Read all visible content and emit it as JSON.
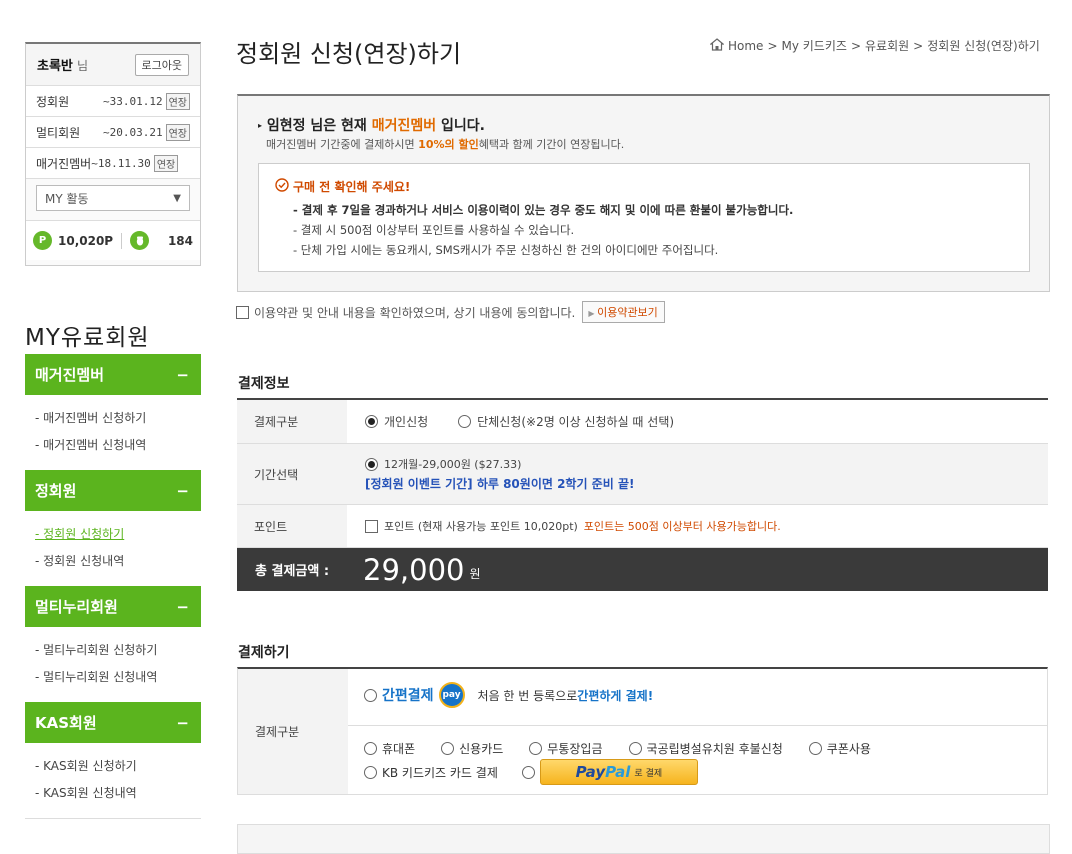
{
  "user": {
    "name": "초록반",
    "suffix": "님",
    "logout_label": "로그아웃",
    "memberships": [
      {
        "label": "정회원",
        "date": "~33.01.12",
        "tag": "연장"
      },
      {
        "label": "멀티회원",
        "date": "~20.03.21",
        "tag": "연장"
      },
      {
        "label": "매거진멤버",
        "date": "~18.11.30",
        "tag": "연장"
      }
    ],
    "activity_select": "MY 활동",
    "points": "10,020P",
    "count": "184",
    "points_icon": "P"
  },
  "sidebar": {
    "title": "MY유료회원",
    "groups": [
      {
        "label": "매거진멤버",
        "toggle": "−",
        "items": [
          "- 매거진멤버 신청하기",
          "- 매거진멤버 신청내역"
        ]
      },
      {
        "label": "정회원",
        "toggle": "−",
        "items": [
          "- 정회원 신청하기",
          "- 정회원 신청내역"
        ]
      },
      {
        "label": "멀티누리회원",
        "toggle": "−",
        "items": [
          "- 멀티누리회원 신청하기",
          "- 멀티누리회원 신청내역"
        ]
      },
      {
        "label": "KAS회원",
        "toggle": "−",
        "items": [
          "- KAS회원 신청하기",
          "- KAS회원 신청내역"
        ]
      }
    ]
  },
  "page": {
    "title": "정회원 신청(연장)하기",
    "breadcrumb": [
      "Home",
      ">",
      "My 키드키즈",
      ">",
      "유료회원",
      ">",
      "정회원 신청(연장)하기"
    ]
  },
  "notice": {
    "line1_pre": "임현정 님은 현재 ",
    "line1_hl": "매거진멤버",
    "line1_post": " 입니다.",
    "line2_pre": "매거진멤버 기간중에 결제하시면 ",
    "line2_hl": "10%의 할인",
    "line2_post": "혜택과 함께 기간이 연장됩니다.",
    "warn_title": "구매 전 확인해 주세요!",
    "warn_items": [
      "- 결제 후 7일을 경과하거나 서비스 이용이력이 있는 경우 중도 해지 및 이에 따른 환불이 불가능합니다.",
      "- 결제 시 500점 이상부터 포인트를 사용하실 수 있습니다.",
      "- 단체 가입 시에는 동요캐시, SMS캐시가 주문 신청하신 한 건의 아이디에만 주어집니다."
    ]
  },
  "agree": {
    "text": "이용약관 및 안내 내용을 확인하였으며, 상기 내용에 동의합니다.",
    "button": "이용약관보기"
  },
  "payment_info": {
    "heading": "결제정보",
    "type_label": "결제구분",
    "type_options": [
      "개인신청",
      "단체신청(※2명 이상 신청하실 때 선택)"
    ],
    "period_label": "기간선택",
    "period_option": "12개월-29,000원 ($27.33)",
    "period_event": "[정회원 이벤트 기간] 하루 80원이면 2학기 준비 끝!",
    "points_label": "포인트",
    "points_text": "포인트 (현재 사용가능 포인트 10,020pt)",
    "points_note": "포인트는 500점 이상부터 사용가능합니다.",
    "total_label": "총 결제금액 :",
    "total_amount": "29,000",
    "total_unit": "원"
  },
  "pay": {
    "heading": "결제하기",
    "type_label": "결제구분",
    "easy_label": "간편결제",
    "easy_logo": "pay",
    "easy_desc_pre": "처음 한 번 등록으로 ",
    "easy_desc_hl": "간편하게 결제!",
    "methods": [
      "휴대폰",
      "신용카드",
      "무통장입금",
      "국공립병설유치원 후불신청",
      "쿠폰사용"
    ],
    "kb_label": "KB 키드키즈 카드 결제",
    "paypal_logo_a": "Pay",
    "paypal_logo_b": "Pal",
    "paypal_suffix": "로 결제"
  }
}
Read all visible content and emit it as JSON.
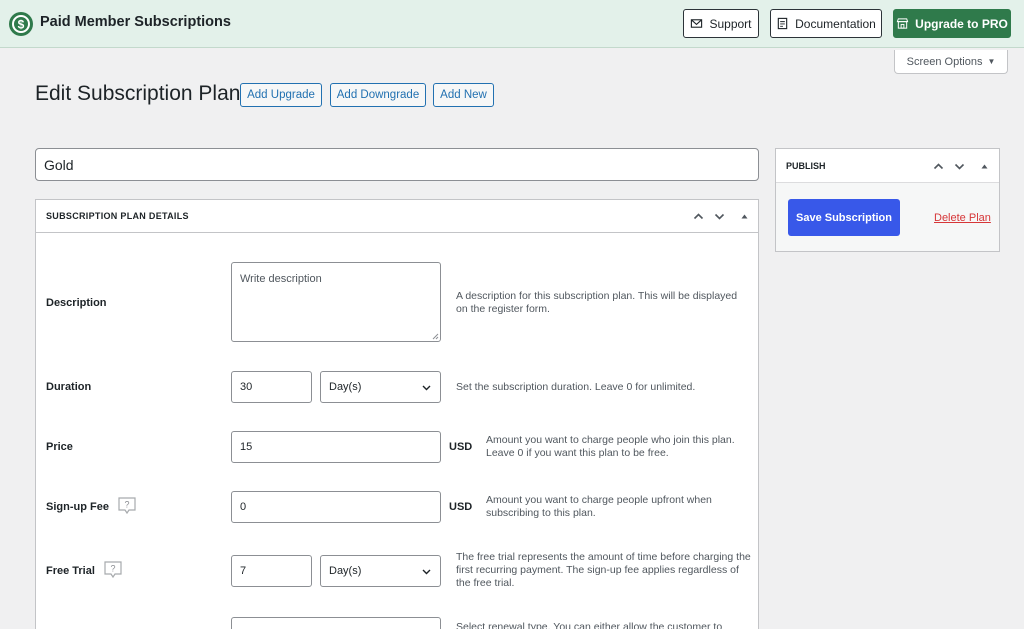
{
  "header": {
    "brand": "Paid Member Subscriptions",
    "support_label": "Support",
    "documentation_label": "Documentation",
    "upgrade_label": "Upgrade to PRO",
    "brand_color": "#2f7a4b"
  },
  "screen_options": {
    "label": "Screen Options"
  },
  "page": {
    "title": "Edit Subscription Plan",
    "buttons": {
      "add_upgrade": "Add Upgrade",
      "add_downgrade": "Add Downgrade",
      "add_new": "Add New"
    },
    "plan_name": "Gold"
  },
  "details": {
    "header": "SUBSCRIPTION PLAN DETAILS",
    "description": {
      "label": "Description",
      "placeholder": "Write description",
      "help": "A description for this subscription plan. This will be displayed on the register form."
    },
    "duration": {
      "label": "Duration",
      "value": "30",
      "unit": "Day(s)",
      "help": "Set the subscription duration. Leave 0 for unlimited."
    },
    "price": {
      "label": "Price",
      "value": "15",
      "currency": "USD",
      "help": "Amount you want to charge people who join this plan. Leave 0 if you want this plan to be free."
    },
    "signup_fee": {
      "label": "Sign-up Fee",
      "value": "0",
      "currency": "USD",
      "help": "Amount you want to charge people upfront when subscribing to this plan."
    },
    "free_trial": {
      "label": "Free Trial",
      "value": "7",
      "unit": "Day(s)",
      "help": "The free trial represents the amount of time before charging the first recurring payment. The sign-up fee applies regardless of the free trial."
    },
    "renewal": {
      "help": "Select renewal type. You can either allow the customer to"
    }
  },
  "publish": {
    "header": "PUBLISH",
    "save_label": "Save Subscription",
    "delete_label": "Delete Plan",
    "accent_color": "#3858e9",
    "delete_color": "#d63638"
  }
}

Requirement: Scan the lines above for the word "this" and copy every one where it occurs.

Task answer:
      "help": "A description for this subscription plan. This will be displayed on the register form."
      "help": "Amount you want to charge people who join this plan. Leave 0 if you want this plan to be free."
      "help": "Amount you want to charge people upfront when subscribing to this plan."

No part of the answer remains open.